Instructions for the task
Each entry, in full: reproduce it exactly.

Component data from apps and pages
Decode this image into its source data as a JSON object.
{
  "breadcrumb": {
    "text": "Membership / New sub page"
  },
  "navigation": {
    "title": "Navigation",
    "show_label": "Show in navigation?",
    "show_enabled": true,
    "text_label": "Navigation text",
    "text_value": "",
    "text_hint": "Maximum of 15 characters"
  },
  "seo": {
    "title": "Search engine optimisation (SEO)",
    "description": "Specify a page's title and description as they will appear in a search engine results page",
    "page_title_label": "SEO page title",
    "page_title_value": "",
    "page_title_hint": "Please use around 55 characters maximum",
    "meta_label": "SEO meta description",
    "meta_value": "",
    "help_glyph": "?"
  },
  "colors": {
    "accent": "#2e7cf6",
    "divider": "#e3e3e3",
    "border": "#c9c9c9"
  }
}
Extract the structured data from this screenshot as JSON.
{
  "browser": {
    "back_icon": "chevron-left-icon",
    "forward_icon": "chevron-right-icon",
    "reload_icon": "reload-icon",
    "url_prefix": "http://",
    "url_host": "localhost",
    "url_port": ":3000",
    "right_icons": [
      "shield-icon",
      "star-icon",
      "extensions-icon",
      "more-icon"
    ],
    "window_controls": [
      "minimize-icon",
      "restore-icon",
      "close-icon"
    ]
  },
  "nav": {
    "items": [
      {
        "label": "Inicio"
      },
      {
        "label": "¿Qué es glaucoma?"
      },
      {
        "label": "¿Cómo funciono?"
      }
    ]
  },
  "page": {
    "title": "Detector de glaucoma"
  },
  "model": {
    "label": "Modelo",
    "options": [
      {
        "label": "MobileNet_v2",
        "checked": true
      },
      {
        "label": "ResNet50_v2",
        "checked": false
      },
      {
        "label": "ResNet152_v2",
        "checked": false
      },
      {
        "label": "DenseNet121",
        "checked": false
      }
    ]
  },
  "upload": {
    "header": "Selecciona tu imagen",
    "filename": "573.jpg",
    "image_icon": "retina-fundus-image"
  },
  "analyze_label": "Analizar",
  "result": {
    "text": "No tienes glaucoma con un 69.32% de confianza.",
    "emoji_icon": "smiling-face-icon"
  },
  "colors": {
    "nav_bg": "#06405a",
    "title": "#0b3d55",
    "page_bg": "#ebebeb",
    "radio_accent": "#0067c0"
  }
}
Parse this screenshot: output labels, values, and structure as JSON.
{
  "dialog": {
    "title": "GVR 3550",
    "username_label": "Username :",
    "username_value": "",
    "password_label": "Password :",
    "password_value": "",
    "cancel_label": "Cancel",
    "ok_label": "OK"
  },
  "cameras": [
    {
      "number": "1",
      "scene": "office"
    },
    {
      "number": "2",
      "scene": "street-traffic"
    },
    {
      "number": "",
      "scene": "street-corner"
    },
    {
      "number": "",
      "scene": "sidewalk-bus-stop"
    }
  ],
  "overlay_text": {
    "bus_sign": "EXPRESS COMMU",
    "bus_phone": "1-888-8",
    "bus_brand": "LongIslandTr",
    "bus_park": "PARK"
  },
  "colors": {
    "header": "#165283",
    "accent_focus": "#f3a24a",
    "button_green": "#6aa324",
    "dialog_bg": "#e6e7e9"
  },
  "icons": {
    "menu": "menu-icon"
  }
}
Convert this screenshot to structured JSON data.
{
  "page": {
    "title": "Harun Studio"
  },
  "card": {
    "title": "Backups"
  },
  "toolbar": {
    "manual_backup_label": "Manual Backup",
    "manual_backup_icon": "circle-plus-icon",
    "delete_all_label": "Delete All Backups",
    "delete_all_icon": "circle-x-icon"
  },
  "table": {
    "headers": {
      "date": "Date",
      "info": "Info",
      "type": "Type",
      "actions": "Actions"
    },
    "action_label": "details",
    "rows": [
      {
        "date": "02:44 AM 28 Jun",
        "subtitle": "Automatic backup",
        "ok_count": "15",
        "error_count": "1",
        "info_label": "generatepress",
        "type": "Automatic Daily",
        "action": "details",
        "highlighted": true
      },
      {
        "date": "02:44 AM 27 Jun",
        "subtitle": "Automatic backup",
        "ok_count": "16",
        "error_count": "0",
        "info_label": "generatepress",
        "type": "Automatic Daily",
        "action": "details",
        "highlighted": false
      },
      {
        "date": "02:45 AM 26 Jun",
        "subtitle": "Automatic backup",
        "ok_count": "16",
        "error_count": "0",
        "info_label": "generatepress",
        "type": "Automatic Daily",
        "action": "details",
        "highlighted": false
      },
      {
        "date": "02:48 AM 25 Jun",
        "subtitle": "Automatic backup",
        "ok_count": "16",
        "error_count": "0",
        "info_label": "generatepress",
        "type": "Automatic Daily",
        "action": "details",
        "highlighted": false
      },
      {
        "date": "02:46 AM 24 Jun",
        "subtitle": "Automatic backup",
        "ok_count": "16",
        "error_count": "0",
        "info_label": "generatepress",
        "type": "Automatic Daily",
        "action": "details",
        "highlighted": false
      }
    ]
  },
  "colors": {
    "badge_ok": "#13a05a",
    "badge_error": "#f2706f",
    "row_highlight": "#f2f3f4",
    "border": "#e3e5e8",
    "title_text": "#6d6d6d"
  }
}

Final answer
Decode this image into its source data as a JSON object.
{
  "breadcrumb": {
    "text": "Membership / New sub page"
  },
  "navigation": {
    "title": "Navigation",
    "show_label": "Show in navigation?",
    "show_enabled": true,
    "text_label": "Navigation text",
    "text_value": "",
    "text_hint": "Maximum of 15 characters"
  },
  "seo": {
    "title": "Search engine optimisation (SEO)",
    "description": "Specify a page's title and description as they will appear in a search engine results page",
    "page_title_label": "SEO page title",
    "page_title_value": "",
    "page_title_hint": "Please use around 55 characters maximum",
    "meta_label": "SEO meta description",
    "meta_value": "",
    "help_glyph": "?"
  },
  "colors": {
    "accent": "#2e7cf6",
    "divider": "#e3e3e3",
    "border": "#c9c9c9"
  }
}
Extract the structured data from this screenshot as JSON.
{
  "browser": {
    "back_icon": "chevron-left-icon",
    "forward_icon": "chevron-right-icon",
    "reload_icon": "reload-icon",
    "url_prefix": "http://",
    "url_host": "localhost",
    "url_port": ":3000",
    "right_icons": [
      "shield-icon",
      "star-icon",
      "extensions-icon",
      "more-icon"
    ],
    "window_controls": [
      "minimize-icon",
      "restore-icon",
      "close-icon"
    ]
  },
  "nav": {
    "items": [
      {
        "label": "Inicio"
      },
      {
        "label": "¿Qué es glaucoma?"
      },
      {
        "label": "¿Cómo funciono?"
      }
    ]
  },
  "page": {
    "title": "Detector de glaucoma"
  },
  "model": {
    "label": "Modelo",
    "options": [
      {
        "label": "MobileNet_v2",
        "checked": true
      },
      {
        "label": "ResNet50_v2",
        "checked": false
      },
      {
        "label": "ResNet152_v2",
        "checked": false
      },
      {
        "label": "DenseNet121",
        "checked": false
      }
    ]
  },
  "upload": {
    "header": "Selecciona tu imagen",
    "filename": "573.jpg",
    "image_icon": "retina-fundus-image"
  },
  "analyze_label": "Analizar",
  "result": {
    "text": "No tienes glaucoma con un 69.32% de confianza.",
    "emoji_icon": "smiling-face-icon"
  },
  "colors": {
    "nav_bg": "#06405a",
    "title": "#0b3d55",
    "page_bg": "#ebebeb",
    "radio_accent": "#0067c0"
  }
}
Parse this screenshot: output labels, values, and structure as JSON.
{
  "dialog": {
    "title": "GVR 3550",
    "username_label": "Username :",
    "username_value": "",
    "password_label": "Password :",
    "password_value": "",
    "cancel_label": "Cancel",
    "ok_label": "OK"
  },
  "cameras": [
    {
      "number": "1",
      "scene": "office"
    },
    {
      "number": "2",
      "scene": "street-traffic"
    },
    {
      "number": "",
      "scene": "street-corner"
    },
    {
      "number": "",
      "scene": "sidewalk-bus-stop"
    }
  ],
  "overlay_text": {
    "bus_sign": "EXPRESS COMMU",
    "bus_phone": "1-888-8",
    "bus_brand": "LongIslandTr",
    "bus_park": "PARK"
  },
  "colors": {
    "header": "#165283",
    "accent_focus": "#f3a24a",
    "button_green": "#6aa324",
    "dialog_bg": "#e6e7e9"
  },
  "icons": {
    "menu": "menu-icon"
  }
}
Convert this screenshot to structured JSON data.
{
  "page": {
    "title": "Harun Studio"
  },
  "card": {
    "title": "Backups"
  },
  "toolbar": {
    "manual_backup_label": "Manual Backup",
    "manual_backup_icon": "circle-plus-icon",
    "delete_all_label": "Delete All Backups",
    "delete_all_icon": "circle-x-icon"
  },
  "table": {
    "headers": {
      "date": "Date",
      "info": "Info",
      "type": "Type",
      "actions": "Actions"
    },
    "action_label": "details",
    "rows": [
      {
        "date": "02:44 AM 28 Jun",
        "subtitle": "Automatic backup",
        "ok_count": "15",
        "error_count": "1",
        "info_label": "generatepress",
        "type": "Automatic Daily",
        "action": "details",
        "highlighted": true
      },
      {
        "date": "02:44 AM 27 Jun",
        "subtitle": "Automatic backup",
        "ok_count": "16",
        "error_count": "0",
        "info_label": "generatepress",
        "type": "Automatic Daily",
        "action": "details",
        "highlighted": false
      },
      {
        "date": "02:45 AM 26 Jun",
        "subtitle": "Automatic backup",
        "ok_count": "16",
        "error_count": "0",
        "info_label": "generatepress",
        "type": "Automatic Daily",
        "action": "details",
        "highlighted": false
      },
      {
        "date": "02:48 AM 25 Jun",
        "subtitle": "Automatic backup",
        "ok_count": "16",
        "error_count": "0",
        "info_label": "generatepress",
        "type": "Automatic Daily",
        "action": "details",
        "highlighted": false
      },
      {
        "date": "02:46 AM 24 Jun",
        "subtitle": "Automatic backup",
        "ok_count": "16",
        "error_count": "0",
        "info_label": "generatepress",
        "type": "Automatic Daily",
        "action": "details",
        "highlighted": false
      }
    ]
  },
  "colors": {
    "badge_ok": "#13a05a",
    "badge_error": "#f2706f",
    "row_highlight": "#f2f3f4",
    "border": "#e3e5e8",
    "title_text": "#6d6d6d"
  }
}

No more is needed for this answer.